According to CNN, ‘Lost Ark,’ one of the country’s most loved online games, allows players to make their avatars laugh, talk and make signs using some hand gestures and users have recently discovered that the game includes a sign they find insulting and sexist towards men: an index finger nearly touching a thumb.

Also Read: List of Korean origin words added to the Oxford English Dictionary

Following the objections, Smilegate, the creator of “Lost Ark” and one of South Korea’s biggest video game developers, removed the controversial sign from their platform and vowed to be more vigilant about policing “game-unrelated controversies” in their products.
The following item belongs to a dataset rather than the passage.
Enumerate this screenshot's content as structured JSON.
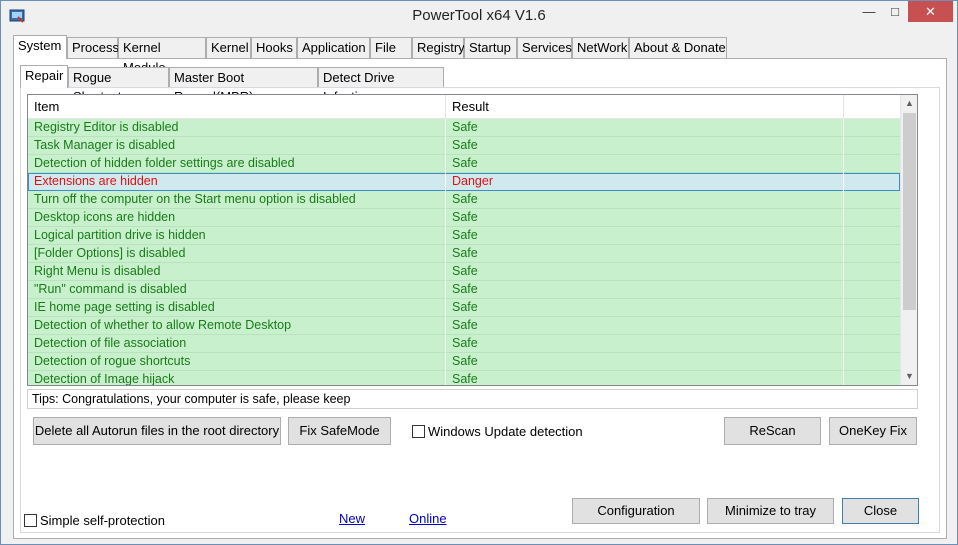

However, the uproar that started in August when a section of players raising demands for a ban on the gesture from the copy took an opposite turn and aggravated the already disturbed gender war. 

The movement resulted in a trend among South Korean anti-feminists, who have constantly targeting corporations and banners for promoting feminism, something that they see as a  conspiracy within the government and private companies against them.

This development has led to more than 20 brands and government organisations removing what is largely perceived as feminist symbols from their products and brands due to building pressure since May 20. At least 12 of those brands or organisations have issued an apology to placate male customers.

This far deranged gender war in South Korea can be well understood by looking at some numbers. Hankook Research, a marketing and research firm in the country said it found that more than 77% of men in their twenties and more than 73% of men in their 30s were “repulsed by feminists or feminism,” according to a survey. (The firm surveyed 3,000 adults, half of whom were men.), CNN reported.

Now, the fact that even big-time corporations are giving in to these pressures and opting to modify their products suggests that the anti-feminists are dominating influence in South Korea, a country that is already struggling with problematic gender issues.